Parish head says service runs at deficit
Iberville Parish resident Morticia Pierce believes Plaquemine will become a “trashy town” because of Parish President J. Mitchell Ourso’s recent decision to reduce parishwide trash collection service from twice weekly to once weekly.
The change is scheduled to take effect Aug. 1.
Ourso informed the Parish Council he decided to scale back services because the parish’s Solid Waste Fund is facing a deficit due to rising costs related to trash service.
The parish pays Progressive Waste Solutions $265,000 a month for trash and waste collection, officials said, but the parish collects only $210,000 to $220,000 monthly in sales taxes revenue.
Ourso has said revenue feeding into the fund is generated through tax revenues the parish government shares with parish municipalities, the Fire Department and the School Board. The parish has reached the upper limit in the amount of sales tax revenue it put into the fund, he said.
But Pierce, a community activist who led a protest against Plaquemine’s high utility bills in 2008, said she’s not buying into Ourso’s explanations and believes the parish has more than enough money to maintain its current garbage and trash collection schedules.
“The reason they’re saying we’re going to once a week pick up is because of gas and maintenance,” she said. “Gas is going down. And if they would buy new trucks, they wouldn’t have to spend money on maintenance.”
Brian Willis, Iberville’s director of solid waste, said the parish owns one boom truck kept on call to pick up residential vegetation and sheared tree limbs with its crane.
Willis said the parish spent about $265,000 in 2006 to purchase the boom truck.
Willis didn’t have annual maintenance figures for the truck’s repairs on Friday, but said the parish’s boom truck has logged more than 260,000 miles since it was purchased.
Progressive Waste Solutions uses its own garbage trucks and two boom trucks to handle trash and refuse pickup, Willis said.
Willis said the strain on the waste fund is related to rising costs for tipping fees at landfills. The parish pays about $31 per ton in tipping fees, he said.
Pierce said she has a huge problem with Ourso’s decision to scale back collection services because he didn’t consult the council before making it.
She also questions if the parish president has the authority to amend Iberville’s contract with Progressive without the council’s approval.
Parish officials have confirmed Iberville officials signed the contract with Progressive in December 2011.
Councilman Salaris Butler shares in Pierce’s concerns.
Butler was one of the most outspoken council members against the trash pickup cutback when Ourso announced it at the June 19 meeting.
“I’m trying to find out what authority he is using to renew and cut services in the contract without the authority of the council,” Butler said. “There would have to be another contract signed.

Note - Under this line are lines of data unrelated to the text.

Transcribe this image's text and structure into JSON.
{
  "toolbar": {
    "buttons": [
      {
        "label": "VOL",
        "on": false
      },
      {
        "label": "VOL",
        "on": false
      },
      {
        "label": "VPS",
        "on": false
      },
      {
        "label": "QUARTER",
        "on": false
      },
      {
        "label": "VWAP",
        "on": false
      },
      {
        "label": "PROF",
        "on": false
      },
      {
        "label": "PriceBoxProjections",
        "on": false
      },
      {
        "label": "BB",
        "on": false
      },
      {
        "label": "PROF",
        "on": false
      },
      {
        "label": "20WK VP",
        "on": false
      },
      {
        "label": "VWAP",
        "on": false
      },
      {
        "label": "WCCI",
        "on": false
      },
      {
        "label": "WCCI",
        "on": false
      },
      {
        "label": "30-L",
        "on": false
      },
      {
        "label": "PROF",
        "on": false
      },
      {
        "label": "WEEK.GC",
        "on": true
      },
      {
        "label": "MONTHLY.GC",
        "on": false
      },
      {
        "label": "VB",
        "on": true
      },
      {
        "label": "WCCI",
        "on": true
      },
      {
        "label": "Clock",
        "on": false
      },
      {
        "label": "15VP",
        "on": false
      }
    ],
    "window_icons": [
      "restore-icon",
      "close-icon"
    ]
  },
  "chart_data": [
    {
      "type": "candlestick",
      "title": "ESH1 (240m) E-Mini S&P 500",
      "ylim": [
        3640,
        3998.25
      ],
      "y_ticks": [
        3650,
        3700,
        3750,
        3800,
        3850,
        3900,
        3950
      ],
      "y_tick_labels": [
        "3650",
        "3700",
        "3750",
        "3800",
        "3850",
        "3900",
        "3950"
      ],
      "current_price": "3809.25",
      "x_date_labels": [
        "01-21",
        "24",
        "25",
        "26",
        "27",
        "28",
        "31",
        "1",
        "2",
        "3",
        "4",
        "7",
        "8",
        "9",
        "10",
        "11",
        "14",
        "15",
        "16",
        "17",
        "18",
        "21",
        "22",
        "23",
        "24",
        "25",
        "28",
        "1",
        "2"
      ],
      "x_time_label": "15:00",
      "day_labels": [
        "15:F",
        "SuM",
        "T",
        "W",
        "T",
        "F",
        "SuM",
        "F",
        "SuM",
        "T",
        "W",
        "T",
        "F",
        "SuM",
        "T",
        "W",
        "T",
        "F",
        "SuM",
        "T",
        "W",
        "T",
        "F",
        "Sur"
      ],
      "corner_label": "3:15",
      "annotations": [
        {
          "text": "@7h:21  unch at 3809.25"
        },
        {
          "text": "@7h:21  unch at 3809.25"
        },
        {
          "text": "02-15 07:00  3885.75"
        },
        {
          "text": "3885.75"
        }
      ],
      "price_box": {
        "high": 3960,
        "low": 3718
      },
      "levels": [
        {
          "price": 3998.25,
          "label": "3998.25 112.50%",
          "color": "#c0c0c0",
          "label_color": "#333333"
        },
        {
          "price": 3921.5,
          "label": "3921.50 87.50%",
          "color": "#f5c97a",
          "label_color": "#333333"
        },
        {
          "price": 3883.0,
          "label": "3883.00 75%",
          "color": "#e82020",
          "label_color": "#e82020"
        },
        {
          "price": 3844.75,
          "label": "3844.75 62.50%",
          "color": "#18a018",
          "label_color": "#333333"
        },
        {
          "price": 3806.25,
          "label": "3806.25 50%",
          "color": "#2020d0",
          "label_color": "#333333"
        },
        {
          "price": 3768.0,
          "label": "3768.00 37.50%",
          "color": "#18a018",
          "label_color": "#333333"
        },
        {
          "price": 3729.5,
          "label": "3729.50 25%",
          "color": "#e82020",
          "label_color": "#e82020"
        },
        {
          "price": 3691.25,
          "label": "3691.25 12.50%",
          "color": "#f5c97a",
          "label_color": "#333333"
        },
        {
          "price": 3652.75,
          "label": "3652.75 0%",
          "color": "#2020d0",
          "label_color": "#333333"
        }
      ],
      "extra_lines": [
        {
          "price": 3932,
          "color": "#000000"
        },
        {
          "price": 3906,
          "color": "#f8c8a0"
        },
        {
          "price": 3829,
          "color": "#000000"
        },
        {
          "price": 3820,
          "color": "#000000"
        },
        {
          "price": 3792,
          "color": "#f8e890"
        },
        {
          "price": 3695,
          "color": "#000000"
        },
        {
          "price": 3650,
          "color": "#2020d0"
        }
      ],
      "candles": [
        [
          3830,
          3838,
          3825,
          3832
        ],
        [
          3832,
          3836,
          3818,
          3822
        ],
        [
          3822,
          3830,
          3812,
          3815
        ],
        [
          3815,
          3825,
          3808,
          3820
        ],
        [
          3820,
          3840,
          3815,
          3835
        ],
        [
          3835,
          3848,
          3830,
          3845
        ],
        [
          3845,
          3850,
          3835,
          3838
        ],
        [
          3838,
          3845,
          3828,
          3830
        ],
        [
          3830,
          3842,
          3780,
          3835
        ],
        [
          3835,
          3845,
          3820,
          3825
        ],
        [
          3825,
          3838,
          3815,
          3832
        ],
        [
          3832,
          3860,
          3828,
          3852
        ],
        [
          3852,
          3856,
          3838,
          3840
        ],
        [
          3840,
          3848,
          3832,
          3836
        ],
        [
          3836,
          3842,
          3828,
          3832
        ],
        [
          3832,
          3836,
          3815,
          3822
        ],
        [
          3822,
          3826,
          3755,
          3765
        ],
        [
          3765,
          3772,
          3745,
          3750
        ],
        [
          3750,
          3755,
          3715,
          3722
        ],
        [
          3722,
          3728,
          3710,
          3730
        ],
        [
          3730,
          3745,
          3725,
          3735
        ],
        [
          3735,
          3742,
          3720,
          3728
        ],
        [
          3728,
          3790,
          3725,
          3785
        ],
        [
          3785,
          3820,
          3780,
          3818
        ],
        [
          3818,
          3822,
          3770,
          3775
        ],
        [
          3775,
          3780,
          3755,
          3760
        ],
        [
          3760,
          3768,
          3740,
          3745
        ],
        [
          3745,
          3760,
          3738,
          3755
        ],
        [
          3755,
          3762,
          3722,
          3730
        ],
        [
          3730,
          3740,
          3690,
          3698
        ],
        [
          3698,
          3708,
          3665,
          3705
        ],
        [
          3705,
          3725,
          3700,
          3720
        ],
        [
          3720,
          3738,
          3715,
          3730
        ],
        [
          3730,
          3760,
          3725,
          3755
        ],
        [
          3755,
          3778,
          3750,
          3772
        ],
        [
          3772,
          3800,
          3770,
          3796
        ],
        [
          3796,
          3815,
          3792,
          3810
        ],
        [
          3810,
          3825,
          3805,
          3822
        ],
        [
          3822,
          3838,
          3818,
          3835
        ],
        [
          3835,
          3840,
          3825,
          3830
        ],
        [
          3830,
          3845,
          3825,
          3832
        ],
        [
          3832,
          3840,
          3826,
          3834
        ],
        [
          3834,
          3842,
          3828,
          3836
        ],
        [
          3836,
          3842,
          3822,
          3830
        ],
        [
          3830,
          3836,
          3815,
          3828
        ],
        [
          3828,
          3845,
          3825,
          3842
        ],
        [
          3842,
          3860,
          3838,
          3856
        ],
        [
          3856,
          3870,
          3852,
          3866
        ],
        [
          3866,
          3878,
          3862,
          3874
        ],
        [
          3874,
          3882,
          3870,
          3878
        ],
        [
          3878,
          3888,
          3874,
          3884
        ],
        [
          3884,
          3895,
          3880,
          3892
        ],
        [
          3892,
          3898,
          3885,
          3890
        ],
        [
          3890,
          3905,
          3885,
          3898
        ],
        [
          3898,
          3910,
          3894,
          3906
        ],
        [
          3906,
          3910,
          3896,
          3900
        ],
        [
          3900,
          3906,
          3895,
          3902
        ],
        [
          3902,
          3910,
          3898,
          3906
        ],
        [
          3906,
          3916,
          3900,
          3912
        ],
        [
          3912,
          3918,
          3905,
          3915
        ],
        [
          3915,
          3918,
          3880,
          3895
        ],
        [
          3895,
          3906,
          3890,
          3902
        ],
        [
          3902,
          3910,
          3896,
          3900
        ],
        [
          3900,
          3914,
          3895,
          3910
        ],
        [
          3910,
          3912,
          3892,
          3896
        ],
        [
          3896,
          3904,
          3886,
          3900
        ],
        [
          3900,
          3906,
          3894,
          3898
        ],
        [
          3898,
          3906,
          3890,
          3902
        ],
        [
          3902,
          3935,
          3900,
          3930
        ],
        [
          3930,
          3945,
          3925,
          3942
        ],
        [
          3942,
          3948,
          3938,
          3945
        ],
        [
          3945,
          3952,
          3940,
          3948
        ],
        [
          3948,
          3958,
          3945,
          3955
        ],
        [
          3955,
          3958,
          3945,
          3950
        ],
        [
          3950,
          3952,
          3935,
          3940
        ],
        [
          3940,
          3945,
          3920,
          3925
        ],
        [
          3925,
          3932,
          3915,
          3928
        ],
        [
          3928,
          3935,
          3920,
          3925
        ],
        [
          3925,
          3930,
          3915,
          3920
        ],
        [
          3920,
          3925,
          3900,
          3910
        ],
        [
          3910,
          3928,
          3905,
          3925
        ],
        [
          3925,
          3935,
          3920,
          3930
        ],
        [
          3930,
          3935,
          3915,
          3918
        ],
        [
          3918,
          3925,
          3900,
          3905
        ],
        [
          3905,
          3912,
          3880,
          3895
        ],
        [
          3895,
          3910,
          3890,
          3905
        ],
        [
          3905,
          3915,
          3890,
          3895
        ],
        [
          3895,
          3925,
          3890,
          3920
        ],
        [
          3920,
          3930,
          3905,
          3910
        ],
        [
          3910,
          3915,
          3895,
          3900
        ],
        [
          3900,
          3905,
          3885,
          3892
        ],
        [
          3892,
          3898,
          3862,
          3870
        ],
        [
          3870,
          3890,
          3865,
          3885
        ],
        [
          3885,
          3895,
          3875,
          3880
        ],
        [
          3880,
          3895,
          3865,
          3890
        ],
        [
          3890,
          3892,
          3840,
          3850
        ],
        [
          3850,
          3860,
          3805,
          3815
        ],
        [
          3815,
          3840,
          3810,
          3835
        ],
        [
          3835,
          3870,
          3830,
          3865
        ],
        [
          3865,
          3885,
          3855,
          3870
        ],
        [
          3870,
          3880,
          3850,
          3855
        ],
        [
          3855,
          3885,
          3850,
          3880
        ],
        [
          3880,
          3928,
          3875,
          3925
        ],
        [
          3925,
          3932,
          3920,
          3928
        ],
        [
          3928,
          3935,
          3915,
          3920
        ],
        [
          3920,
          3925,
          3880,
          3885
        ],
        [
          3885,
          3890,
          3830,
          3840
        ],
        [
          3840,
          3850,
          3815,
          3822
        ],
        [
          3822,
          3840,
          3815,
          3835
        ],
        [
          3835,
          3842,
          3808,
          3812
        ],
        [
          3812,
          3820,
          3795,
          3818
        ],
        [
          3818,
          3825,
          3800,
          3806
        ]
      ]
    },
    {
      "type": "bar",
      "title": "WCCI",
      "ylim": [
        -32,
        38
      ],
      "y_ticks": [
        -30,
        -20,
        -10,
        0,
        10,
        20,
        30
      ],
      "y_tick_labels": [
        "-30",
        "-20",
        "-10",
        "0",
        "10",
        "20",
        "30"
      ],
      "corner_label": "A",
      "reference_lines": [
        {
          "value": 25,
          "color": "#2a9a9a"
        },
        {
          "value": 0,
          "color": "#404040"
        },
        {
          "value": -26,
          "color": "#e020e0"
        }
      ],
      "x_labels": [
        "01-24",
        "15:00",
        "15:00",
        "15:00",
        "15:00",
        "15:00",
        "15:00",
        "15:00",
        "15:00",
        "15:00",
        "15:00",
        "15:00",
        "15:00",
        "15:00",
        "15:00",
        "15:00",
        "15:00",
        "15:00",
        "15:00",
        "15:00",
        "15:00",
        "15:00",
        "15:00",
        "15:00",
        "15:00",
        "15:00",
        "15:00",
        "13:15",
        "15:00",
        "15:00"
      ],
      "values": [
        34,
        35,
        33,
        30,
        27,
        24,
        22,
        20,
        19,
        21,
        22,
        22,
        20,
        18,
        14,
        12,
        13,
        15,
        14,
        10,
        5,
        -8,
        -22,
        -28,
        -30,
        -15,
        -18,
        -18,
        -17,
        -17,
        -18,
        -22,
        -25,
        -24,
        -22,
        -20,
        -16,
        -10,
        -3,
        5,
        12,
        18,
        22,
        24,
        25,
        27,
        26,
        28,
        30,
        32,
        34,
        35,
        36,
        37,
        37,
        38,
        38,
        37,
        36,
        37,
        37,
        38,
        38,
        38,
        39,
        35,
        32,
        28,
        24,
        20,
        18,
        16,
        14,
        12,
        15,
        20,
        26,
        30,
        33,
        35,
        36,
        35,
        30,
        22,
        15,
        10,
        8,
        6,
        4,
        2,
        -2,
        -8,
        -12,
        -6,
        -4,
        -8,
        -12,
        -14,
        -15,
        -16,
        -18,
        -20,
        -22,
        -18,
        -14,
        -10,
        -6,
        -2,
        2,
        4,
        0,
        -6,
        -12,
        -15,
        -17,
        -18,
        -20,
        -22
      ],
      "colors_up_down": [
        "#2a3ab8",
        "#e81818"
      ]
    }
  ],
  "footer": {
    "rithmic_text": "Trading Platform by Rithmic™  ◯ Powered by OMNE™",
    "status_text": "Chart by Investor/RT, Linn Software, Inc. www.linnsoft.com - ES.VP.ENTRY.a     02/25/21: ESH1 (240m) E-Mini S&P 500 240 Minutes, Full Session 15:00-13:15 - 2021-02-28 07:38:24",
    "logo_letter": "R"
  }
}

I don’t see how he could do that without the authorization of the council.”
Butler said he doesn’t understand Ourso’s urgency to switch to once weekly collection routes.
Even though the parish is in a “break even” state regarding the Solid Waste Fund, Butler believes officials can wait until the end of the year to make any decisions.
“We got a lot of things we can look at besides cutting services,” Butler said. “In the past, when we felt tax revenues were not keeping up with solid waste costs, we found ways to cut things in the budget instead of cutting services.”
Butler said he already has placed the issue on the council’s July 24 meeting agenda so parish residents can have a chance to voice their concerns, too.
Council Chairman Matt Jewell said he has “mixed emotions” about the changes suggested by Ourso.
Jewell said the parish has spent a lot of money and effort in getting Iberville’s garbage and litter situation under control.
Siding with Pierce and Butler, Jewell said he hopes the once weekly collections don’t lead to more debris and trash being dumped along parish roads.
“Only time will tell,” Jewell said. “But on the other hand, we can’t wait until the fund is broke to try and fix it. It is what it is. The costs have been escalating and getting out of hand. The figures don’t lie.”
Willis said most residents he has spoken with on the issue understand Ourso’s decision and said they’d rather the cutback in services instead of an increase in taxes.
Iberville Parish residents are not charged for trash service, unlike residents of many other parishes, Willis said.
Letters informing parish residents about the change already have been mailed out, officials said.
St. Gabriel Mayor Lionel Johnson, who attended the June 19 council meeting, said last week he will be sending a newsletter to residents of his city addressing the issue.
Johnson said, so far, he hasn’t received any feedback from St. Gabriel residents, but hopes they are aware of the Aug. 1 change, since it would force them to adjust their household trash flow.
Johnson said he intends to review his city’s budget as well to determine whether St. Gabriel could possibly absorb some of the parish’s costs for the trash service to maintain the current twice-a-week schedule for his residents.
“I need to sit down and see what that figure would be and if I can afford it,” Johnson said.
White Castle Mayor Gerald Jermarr Williams said his city’s officials intend to meet with Ourso soon to determine how White Castle intends to approach the matter.
“We want to see what is a possible solution for going back to twice a week,” Williams said.